Another concern is that neither company is apparently willing to properly address their flaws. For example, Apple opening Siri to third-party developers won’t alter the fact that Siri is seriously lagging behind Google Now/Google Assistant and Amazon’s Alexa with regards to functionality. Similarly, Android N does not even attempt to address the enormous fragmentation problem that Android developers have to endure, nor would it do anything to assist get the new os out to existing Android users.
Both Apple and Google also appear to be expending lots of effort looking to “fix” the issues associated with having notification panels whizzing through the display and turning up while they await user attention, seemingly oblivious on the fact that this flawed notification system paradigm continues to be around for a long time (this panel-based system was annoying me in Microsoft Outlook before iOS and Android came within the scene), understanding that it’s probably never going to advance. At least in iOS 10 users now find the ability to just delete all notifications which has a single click – something Android users have experienced all along.
And yes, the irony on the fact how the best feature that both Google and Apple may give users to handle notification overload would be to offer an an easy task to way to delete the notifications en masse.
“But aren’t all os’s a bit stale?” I hear you may ask. Why yes, yes they may be. Windows 10 and MacOS Sierra both sense that they’re trying very difficult to convince you they are new and exciting and different, but beyond a couple of new tricks, they’re both critically the same as kinds.
And area of the reason why things get stale is that folks don’t like or want a lot of change, and have absolutely in recent years gone for the offensive if he or she were given a new challenge.
Microsoft, one example is, has over time tried to earn some fundamental changes, like removing the Start Menu from Windows 8, by coming out with Windows RT, a fresh platform that cut adrift numerous years of legacy code. But people didn’t much like the changes, so back came the Start Menu – detailed with ads – and Windows RT died about the vine because no person seemed to use a clue tips on how to market it, and consumers were confused with a “Windows” system that didn’t run “Windows applications.”
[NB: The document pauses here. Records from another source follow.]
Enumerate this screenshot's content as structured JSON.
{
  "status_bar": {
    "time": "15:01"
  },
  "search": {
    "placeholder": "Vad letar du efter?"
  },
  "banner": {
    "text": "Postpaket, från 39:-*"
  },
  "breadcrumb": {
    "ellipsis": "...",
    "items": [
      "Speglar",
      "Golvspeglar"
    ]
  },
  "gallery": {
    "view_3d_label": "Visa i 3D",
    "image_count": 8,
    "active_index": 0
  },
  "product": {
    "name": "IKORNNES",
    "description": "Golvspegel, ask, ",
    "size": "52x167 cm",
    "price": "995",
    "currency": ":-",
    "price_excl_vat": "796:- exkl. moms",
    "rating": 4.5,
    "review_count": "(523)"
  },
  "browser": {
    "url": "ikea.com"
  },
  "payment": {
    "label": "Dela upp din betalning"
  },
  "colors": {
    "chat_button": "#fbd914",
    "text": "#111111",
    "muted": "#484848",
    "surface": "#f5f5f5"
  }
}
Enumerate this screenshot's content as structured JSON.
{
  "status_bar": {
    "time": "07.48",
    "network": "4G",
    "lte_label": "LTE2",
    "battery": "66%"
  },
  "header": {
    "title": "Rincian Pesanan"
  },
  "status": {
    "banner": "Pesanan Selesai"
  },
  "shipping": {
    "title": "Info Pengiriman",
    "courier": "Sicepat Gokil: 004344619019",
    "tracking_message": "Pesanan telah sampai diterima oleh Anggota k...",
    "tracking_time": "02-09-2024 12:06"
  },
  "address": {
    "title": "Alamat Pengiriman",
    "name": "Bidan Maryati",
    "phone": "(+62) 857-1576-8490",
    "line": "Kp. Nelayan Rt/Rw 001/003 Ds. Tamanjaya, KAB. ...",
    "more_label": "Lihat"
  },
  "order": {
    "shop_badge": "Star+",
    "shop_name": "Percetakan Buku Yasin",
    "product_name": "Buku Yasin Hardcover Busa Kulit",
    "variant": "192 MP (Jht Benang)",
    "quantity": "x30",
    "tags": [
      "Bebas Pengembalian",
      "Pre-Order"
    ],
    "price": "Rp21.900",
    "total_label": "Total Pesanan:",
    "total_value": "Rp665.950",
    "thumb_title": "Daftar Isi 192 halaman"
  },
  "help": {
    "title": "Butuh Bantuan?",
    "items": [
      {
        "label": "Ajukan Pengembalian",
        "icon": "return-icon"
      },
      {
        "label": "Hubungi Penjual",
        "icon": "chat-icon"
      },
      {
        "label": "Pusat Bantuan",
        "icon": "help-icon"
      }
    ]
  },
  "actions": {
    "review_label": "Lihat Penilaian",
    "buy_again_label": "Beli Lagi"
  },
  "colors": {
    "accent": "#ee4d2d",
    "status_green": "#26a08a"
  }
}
And additionally it is worth keeping in mind that throwing that old cake out and starting that has a new cake every couple of years doesn’t exactly work either. Microsoft has tried this strategy several times featuring its mobile platform, as well as 2 percent share of the market speaks volumes concerning how well that figured out.
Maybe people just need more frosting, despite the fact that too much of the usb ports might not be great for them.
I think we’re entering a phase where iOS and Android both feel “samey,” with all the differences being mostly ideological. The violent reaction that users were forced to changes in Windows should have made Apple and Google cautious with doing something that could upset their fandom, and Apple contains the most to get rid of, what with weakening iPhone sales, and the idea that iOS 10 will most likely be on over 80 % of devices each year from now (Google will probably be lucky if Android N will likely be powering ten percent of devices).
“Play it safe” would be the name in the game.